» **Exercise description**: Throughout the entries below, report every line where "header" is found.

§

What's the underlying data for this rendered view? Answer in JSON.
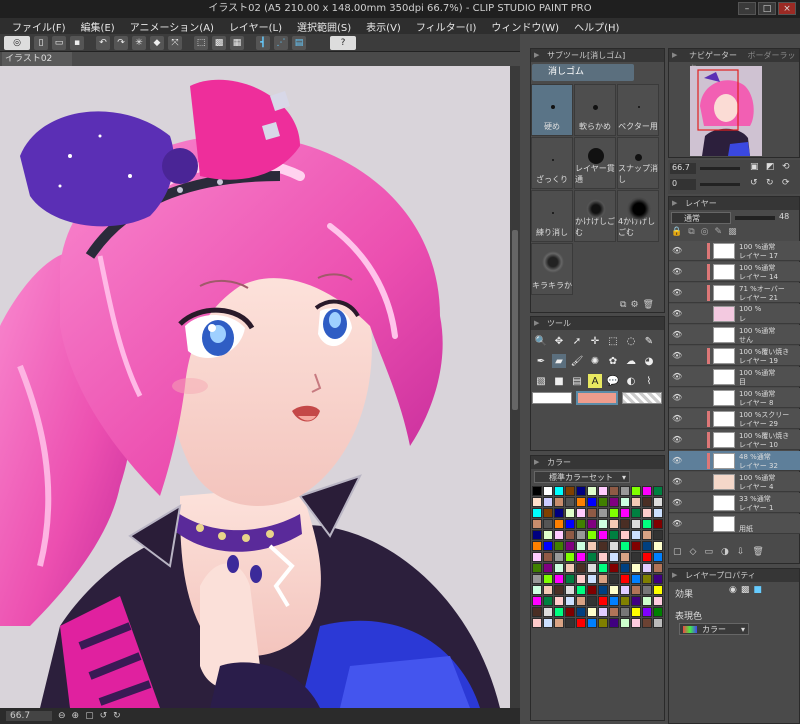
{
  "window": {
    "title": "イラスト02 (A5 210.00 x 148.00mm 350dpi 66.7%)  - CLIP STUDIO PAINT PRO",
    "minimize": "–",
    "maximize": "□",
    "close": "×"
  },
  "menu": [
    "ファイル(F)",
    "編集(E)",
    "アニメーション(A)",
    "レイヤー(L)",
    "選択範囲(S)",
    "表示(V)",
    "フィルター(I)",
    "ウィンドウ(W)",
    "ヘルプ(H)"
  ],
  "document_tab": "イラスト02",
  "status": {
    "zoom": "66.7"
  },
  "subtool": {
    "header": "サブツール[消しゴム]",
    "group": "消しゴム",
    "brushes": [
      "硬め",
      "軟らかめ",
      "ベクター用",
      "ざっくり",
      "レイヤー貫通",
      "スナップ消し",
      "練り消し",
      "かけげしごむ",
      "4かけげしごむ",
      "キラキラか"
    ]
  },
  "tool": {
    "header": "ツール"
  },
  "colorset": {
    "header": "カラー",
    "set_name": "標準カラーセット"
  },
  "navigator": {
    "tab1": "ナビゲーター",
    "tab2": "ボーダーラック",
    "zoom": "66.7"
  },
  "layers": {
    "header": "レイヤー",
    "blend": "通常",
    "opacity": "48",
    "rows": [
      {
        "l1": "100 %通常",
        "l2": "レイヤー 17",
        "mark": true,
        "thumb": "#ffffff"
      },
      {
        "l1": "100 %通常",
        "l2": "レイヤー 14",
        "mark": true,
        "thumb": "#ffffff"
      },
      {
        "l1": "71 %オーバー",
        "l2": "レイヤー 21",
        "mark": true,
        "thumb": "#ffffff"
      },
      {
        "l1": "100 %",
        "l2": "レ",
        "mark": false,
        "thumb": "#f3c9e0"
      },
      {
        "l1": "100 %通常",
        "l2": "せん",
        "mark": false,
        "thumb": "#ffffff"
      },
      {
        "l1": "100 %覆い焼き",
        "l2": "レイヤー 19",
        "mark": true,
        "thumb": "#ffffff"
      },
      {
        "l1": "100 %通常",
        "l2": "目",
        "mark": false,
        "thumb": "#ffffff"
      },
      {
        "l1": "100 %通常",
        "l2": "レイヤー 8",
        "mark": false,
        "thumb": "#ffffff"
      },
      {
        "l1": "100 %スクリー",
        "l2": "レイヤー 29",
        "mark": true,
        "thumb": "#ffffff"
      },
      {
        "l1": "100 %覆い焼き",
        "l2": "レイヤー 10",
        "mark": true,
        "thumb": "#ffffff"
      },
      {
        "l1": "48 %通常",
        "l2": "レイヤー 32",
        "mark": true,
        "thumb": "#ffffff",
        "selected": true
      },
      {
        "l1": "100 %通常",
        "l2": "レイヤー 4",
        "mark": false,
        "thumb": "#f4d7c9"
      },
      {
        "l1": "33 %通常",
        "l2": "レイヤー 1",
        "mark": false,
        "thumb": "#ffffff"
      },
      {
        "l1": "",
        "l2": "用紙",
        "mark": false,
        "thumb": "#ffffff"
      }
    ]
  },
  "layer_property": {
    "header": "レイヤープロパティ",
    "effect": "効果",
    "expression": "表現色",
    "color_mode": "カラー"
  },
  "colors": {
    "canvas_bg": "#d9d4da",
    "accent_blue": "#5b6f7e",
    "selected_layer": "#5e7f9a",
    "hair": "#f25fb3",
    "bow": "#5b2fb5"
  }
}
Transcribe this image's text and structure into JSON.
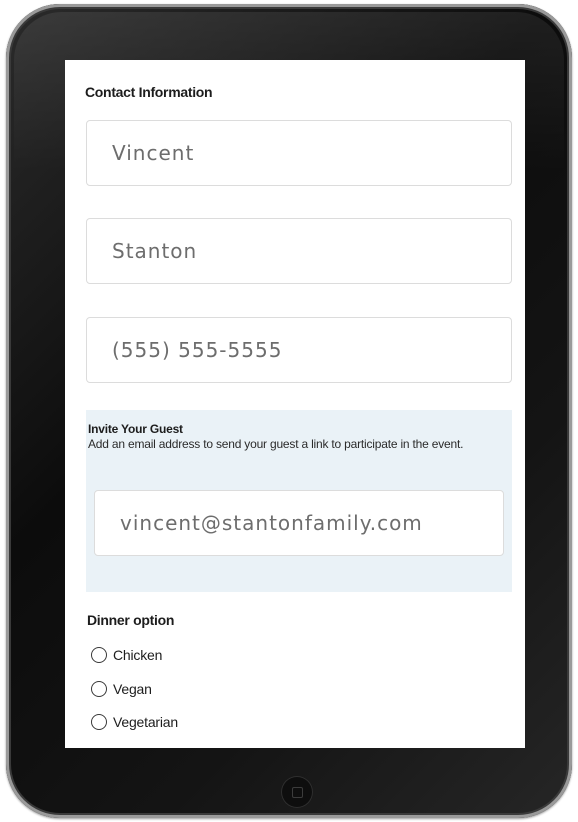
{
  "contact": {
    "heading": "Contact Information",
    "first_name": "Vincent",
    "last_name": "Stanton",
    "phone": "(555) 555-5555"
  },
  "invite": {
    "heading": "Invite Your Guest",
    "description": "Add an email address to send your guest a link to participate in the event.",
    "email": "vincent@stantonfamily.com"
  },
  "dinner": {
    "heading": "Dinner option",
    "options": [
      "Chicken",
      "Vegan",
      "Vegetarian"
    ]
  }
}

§

» **Answer area**:
    "header": "サブツール[消しゴム]",
    "header": "ツール"
    "header": "カラー",
    "header": "レイヤー",
    "header": "レイヤープロパティ",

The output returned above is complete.